[Website and app data records]
▼

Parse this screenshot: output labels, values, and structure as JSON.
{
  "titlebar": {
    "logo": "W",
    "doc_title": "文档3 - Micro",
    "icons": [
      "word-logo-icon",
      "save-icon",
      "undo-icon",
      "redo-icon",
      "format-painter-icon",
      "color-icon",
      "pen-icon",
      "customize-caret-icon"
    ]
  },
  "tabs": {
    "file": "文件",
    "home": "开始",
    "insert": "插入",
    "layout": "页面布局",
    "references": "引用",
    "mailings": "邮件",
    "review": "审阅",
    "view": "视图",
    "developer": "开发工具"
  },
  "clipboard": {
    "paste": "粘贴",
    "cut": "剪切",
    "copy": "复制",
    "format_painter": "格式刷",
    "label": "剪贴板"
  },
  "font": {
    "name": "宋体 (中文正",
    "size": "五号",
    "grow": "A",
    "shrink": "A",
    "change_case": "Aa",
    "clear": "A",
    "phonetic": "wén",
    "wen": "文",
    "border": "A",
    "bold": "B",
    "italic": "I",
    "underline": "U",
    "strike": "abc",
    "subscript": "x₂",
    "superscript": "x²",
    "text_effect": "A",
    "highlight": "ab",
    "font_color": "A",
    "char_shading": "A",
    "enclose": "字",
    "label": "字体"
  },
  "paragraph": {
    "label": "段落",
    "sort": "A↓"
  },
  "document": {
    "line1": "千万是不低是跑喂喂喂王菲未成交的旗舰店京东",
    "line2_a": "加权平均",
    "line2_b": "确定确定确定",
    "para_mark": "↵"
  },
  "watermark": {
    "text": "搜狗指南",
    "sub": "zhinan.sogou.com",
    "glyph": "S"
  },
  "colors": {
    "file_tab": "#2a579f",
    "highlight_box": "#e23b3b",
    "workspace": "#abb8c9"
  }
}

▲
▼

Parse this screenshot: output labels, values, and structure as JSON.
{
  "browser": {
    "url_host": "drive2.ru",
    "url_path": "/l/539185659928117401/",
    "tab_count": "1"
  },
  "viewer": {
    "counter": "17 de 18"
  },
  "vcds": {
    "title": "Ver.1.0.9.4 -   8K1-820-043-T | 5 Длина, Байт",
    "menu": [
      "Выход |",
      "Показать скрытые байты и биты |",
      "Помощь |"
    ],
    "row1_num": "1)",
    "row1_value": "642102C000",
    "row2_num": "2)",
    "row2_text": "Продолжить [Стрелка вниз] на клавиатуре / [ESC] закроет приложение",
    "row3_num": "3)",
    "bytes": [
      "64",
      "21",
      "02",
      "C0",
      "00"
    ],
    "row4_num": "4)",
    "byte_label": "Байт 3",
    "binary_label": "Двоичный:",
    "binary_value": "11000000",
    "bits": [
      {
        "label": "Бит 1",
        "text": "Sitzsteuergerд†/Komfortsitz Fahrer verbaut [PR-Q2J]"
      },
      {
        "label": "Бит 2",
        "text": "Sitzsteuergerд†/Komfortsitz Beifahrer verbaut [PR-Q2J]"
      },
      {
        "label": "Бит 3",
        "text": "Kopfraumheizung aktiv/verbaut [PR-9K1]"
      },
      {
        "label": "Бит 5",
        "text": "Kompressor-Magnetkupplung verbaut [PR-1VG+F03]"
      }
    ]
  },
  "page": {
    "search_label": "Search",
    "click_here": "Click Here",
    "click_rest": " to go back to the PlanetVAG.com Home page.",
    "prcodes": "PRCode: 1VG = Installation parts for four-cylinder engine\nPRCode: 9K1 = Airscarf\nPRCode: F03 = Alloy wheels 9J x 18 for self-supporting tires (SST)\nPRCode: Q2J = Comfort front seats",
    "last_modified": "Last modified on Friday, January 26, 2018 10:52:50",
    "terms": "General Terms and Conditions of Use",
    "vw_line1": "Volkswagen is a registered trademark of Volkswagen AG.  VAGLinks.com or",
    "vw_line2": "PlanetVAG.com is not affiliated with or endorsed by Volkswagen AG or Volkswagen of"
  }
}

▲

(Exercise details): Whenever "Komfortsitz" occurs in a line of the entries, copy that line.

(Written response):
        "text": "Sitzsteuergerд†/Komfortsitz Fahrer verbaut [PR-Q2J]"
        "text": "Sitzsteuergerд†/Komfortsitz Beifahrer verbaut [PR-Q2J]"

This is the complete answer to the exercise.